- McLaughlin HL. Posterior dislocation of the shoulder. J Bone Joint Surg Am. 1952;24-A(3):584-590.
- Ames JB, Millett PJ. Combined posterior osseous Bankart lesionand posterior humeral avulsion of the glenohumeral ligaments: a case report and pathoanatomic subtyping of “floating” posterior inferior glenohumeral ligament lesions. J Bone Joint Surg Am. 2011;93:e118(1)–(4). doi: 10.2106/JBJS.K.00010
- Allard JC, Bancroft J. Irreducible posterior dislocation of the shoulder: MR and CT findings. J Comput Assist Tomogr. 1991;15(4):694-696. doi: 10.17795/soj-4023
- Mimura T, Mori K, Matsusue Y, Tanaka N, Nishi Y, Kobayashi M. Closed reduction for traumatic posterior dislocation of the shoulder using the ‘lever principle’: two case reports and a review of the literature. J Orthop Surg (Hong Kong). 2006;14(3):336-339. doi: 10.1177/230949900601400321

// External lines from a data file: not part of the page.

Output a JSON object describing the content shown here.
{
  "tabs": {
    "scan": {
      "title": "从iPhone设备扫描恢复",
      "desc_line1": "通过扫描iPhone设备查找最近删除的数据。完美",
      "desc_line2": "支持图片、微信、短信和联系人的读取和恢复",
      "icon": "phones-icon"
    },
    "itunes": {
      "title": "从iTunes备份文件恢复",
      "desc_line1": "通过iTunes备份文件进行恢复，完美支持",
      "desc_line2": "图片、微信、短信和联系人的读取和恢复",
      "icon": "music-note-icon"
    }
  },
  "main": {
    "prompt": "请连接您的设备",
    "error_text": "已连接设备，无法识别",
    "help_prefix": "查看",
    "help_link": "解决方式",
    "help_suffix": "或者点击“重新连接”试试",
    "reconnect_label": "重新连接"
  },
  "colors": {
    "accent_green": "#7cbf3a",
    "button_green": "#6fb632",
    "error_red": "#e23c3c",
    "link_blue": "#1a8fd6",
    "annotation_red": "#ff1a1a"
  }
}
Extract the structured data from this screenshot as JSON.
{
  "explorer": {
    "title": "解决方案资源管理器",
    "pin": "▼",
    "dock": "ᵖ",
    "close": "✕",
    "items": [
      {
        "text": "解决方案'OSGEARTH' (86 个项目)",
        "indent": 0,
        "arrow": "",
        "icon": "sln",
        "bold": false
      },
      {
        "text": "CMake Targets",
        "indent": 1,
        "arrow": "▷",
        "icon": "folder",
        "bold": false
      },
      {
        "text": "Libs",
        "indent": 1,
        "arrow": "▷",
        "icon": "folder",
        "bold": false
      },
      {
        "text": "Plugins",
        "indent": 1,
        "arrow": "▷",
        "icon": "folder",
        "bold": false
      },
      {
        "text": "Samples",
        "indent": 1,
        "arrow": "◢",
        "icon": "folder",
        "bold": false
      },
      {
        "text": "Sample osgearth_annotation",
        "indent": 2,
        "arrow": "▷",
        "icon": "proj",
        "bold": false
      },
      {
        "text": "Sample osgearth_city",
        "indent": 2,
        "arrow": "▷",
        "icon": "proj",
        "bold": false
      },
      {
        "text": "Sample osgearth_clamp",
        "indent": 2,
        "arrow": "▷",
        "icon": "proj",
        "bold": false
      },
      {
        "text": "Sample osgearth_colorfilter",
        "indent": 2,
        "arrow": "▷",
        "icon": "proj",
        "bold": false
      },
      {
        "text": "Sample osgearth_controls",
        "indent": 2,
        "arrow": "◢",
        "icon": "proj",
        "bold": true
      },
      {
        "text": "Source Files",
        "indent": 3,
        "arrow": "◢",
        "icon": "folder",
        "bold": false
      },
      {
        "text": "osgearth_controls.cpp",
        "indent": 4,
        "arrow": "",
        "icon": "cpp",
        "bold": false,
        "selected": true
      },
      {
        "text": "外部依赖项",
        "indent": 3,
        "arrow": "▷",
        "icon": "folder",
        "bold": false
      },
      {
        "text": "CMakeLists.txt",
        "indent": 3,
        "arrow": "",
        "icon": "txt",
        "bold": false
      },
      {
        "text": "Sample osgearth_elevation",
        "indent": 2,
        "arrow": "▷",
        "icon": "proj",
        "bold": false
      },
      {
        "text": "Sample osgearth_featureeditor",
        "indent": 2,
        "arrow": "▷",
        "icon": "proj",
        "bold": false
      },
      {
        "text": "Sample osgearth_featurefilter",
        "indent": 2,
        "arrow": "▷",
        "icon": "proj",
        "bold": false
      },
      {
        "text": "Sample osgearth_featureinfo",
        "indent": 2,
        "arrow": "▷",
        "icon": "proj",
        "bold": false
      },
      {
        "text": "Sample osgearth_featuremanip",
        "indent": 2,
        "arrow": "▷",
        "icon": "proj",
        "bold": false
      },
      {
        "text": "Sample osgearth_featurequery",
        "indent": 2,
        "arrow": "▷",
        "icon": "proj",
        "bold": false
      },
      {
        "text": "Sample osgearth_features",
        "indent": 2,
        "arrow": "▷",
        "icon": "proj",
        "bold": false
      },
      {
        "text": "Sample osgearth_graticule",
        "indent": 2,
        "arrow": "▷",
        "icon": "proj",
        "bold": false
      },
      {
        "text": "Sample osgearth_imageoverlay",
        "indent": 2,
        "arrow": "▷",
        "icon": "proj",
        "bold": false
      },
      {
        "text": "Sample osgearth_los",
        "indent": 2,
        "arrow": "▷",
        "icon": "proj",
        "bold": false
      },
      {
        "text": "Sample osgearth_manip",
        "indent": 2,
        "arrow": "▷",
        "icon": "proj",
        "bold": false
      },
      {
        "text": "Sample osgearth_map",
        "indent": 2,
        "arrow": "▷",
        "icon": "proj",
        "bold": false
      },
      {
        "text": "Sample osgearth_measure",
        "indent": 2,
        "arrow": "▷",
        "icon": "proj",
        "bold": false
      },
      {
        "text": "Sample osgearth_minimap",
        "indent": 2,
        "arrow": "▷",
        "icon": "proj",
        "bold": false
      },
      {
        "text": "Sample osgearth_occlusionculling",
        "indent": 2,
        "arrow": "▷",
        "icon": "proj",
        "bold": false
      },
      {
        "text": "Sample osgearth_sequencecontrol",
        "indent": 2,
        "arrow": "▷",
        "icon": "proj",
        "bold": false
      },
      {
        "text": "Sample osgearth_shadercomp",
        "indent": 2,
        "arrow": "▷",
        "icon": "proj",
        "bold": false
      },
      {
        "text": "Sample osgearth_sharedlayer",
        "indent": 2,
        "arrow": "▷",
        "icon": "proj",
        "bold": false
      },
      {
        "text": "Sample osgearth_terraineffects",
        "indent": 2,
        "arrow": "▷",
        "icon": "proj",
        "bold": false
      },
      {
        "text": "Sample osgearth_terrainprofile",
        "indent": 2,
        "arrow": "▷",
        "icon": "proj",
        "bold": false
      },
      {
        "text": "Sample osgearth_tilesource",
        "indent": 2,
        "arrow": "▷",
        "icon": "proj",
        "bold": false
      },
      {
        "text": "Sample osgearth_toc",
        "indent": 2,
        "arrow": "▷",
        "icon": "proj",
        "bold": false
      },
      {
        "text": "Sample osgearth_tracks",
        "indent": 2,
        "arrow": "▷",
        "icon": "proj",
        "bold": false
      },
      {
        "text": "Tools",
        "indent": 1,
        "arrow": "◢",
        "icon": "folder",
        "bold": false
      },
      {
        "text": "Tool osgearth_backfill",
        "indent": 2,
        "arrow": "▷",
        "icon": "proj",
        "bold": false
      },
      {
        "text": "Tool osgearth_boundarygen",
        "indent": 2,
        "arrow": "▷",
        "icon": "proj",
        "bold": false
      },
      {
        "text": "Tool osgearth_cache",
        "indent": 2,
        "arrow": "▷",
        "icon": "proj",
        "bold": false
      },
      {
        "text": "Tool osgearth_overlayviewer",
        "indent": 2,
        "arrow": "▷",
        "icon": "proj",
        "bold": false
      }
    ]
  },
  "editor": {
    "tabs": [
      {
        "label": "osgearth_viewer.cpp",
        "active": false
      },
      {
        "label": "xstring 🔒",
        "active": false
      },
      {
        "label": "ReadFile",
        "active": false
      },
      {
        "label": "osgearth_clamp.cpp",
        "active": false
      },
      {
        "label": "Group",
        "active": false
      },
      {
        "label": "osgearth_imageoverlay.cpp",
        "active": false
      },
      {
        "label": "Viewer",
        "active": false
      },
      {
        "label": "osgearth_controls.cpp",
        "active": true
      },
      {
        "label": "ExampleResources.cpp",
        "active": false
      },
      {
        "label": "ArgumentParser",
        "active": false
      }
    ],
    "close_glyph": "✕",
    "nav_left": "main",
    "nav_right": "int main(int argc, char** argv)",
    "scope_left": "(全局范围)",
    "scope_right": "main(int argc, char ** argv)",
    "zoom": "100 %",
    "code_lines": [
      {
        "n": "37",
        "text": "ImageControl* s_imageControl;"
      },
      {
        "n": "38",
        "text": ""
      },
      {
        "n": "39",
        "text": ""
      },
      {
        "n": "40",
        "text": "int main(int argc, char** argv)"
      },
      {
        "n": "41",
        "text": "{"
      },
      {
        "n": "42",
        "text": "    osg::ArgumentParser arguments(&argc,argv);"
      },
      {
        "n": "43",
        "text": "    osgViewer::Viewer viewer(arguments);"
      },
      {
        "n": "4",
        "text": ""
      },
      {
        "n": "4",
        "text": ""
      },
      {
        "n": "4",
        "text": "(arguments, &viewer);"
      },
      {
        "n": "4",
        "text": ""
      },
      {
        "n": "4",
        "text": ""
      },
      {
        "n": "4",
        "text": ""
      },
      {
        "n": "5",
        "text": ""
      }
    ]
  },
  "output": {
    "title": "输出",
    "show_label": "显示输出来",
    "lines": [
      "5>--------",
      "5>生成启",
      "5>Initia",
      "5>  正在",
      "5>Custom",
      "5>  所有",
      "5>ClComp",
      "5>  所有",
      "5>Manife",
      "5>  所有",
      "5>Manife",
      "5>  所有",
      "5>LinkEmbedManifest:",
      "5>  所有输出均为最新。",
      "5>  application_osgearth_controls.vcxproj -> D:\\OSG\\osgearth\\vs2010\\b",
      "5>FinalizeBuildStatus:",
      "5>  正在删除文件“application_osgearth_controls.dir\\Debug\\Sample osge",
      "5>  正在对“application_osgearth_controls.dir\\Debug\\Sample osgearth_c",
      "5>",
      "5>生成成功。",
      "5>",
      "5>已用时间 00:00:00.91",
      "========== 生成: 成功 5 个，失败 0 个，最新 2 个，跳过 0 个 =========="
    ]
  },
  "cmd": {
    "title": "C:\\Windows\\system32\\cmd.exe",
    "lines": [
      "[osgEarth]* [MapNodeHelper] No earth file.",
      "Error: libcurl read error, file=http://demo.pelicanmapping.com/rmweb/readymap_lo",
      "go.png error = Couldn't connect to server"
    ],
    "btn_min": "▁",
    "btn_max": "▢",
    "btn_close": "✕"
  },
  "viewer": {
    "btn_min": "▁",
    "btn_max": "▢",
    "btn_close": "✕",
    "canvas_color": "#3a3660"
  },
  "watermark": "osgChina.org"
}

- Elmali N, Taşdemir Z, Sağlam F, Gülabi D, Baysal Ö. One-stage surgical treatment of neglected simultaneous bilateral locked posterior dislocation of shoulder: a case report and literature review. Eklem Hastalik Cerrahisi. 2015;26(3):175-180. doi: 10.5606/ehc.2015.36